Bangalore is sometimes referred to as the "Silicon Valley of India" (or "IT capital of India") because of its role as the nation's leading information technology (IT) exporter.It is home to many educational and research institutions in India, such as Indian Institute of Science (IISc), Indian Institute of Management (Bangalore) (IIMB), National Institute of Fashion Technology, Bangalore, National Institute of Design, Bangalore (NID R&D Campus), National Law School of India University (NLSIU) and National Institute of Mental Health and Neurosciences (NIMHANS). It is the name of a village near kodegehalli and was copied by Kempegowda to the city of Bangalore.
Kempe Gowda I's successor, Kempe Gowda II, built four towers that marked Bangalore's boundary.

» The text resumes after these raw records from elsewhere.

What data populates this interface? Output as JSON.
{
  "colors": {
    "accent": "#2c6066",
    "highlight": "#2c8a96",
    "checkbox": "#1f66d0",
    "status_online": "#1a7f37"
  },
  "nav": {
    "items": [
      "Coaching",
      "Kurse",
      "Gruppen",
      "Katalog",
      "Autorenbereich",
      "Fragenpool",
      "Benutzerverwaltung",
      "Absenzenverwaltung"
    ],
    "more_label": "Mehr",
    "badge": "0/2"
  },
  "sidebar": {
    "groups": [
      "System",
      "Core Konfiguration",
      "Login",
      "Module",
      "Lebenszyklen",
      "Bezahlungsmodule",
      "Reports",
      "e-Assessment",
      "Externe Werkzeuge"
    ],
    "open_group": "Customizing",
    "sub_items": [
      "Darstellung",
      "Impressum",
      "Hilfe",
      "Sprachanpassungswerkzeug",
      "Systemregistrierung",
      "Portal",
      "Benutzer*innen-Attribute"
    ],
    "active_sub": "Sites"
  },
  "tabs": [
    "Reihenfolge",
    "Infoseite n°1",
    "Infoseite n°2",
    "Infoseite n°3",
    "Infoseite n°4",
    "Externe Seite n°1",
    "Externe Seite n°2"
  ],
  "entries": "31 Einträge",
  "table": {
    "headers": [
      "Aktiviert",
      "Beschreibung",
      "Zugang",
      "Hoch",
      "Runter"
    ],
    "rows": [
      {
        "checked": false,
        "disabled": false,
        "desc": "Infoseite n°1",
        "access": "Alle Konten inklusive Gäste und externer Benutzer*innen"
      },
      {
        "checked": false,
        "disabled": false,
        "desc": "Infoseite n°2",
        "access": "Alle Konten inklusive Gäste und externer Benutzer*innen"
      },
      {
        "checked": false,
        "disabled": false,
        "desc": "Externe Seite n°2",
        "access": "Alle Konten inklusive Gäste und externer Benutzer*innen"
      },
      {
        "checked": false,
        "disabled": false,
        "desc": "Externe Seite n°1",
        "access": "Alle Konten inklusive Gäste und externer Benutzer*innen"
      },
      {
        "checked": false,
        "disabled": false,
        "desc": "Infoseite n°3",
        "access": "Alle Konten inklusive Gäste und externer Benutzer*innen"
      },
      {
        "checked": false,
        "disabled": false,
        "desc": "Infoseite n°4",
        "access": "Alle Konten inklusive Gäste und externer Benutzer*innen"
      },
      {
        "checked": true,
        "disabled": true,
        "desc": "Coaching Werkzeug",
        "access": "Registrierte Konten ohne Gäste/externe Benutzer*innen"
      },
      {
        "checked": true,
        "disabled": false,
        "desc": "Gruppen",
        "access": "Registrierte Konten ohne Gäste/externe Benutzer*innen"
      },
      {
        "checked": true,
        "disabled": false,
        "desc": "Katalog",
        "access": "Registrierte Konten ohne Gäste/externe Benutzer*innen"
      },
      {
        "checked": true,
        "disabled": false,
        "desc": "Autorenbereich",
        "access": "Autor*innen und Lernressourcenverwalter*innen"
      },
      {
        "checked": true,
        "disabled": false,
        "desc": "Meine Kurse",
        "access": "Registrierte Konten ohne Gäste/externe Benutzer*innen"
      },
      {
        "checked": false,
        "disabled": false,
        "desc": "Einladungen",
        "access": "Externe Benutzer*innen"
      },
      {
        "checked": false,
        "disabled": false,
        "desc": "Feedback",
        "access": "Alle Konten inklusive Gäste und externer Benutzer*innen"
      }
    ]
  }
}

A succession of South Indian dynasties, the Western Gangas, the Cholas and the Hoysalas, ruled the present region of Bangalore until in 1537 CE, Kempé Gowdā – a feudal ruler under the Vijayanagara Empire – established a mud fort considered to be the foundation of modern Bangalore.
In 1638, the Marāthās conquered and ruled Bangalore for almost 50 years, after which the Mughals captured and sold the city to the Mysore Kingdom of the Wadiyar dynasty.
During this period, the Bangalore region witnessed the migration of many groups — warriors, administrators, traders, artisans, pastorals, cultivators, and religious personnel from Tamil Nadu and other Kannada speaking regions.
The Chokkanathaswamy temple at Domlur, the Aigandapura complex near Hesaraghatta, Mukthi Natheshwara Temple at Binnamangala, Choleshwara Temple at Begur, Someshwara Temple at Madiwala, date from the Chola era.
Kempe Gowda referred to the new town as his "gandubhūmi" or "Land of Heroes".).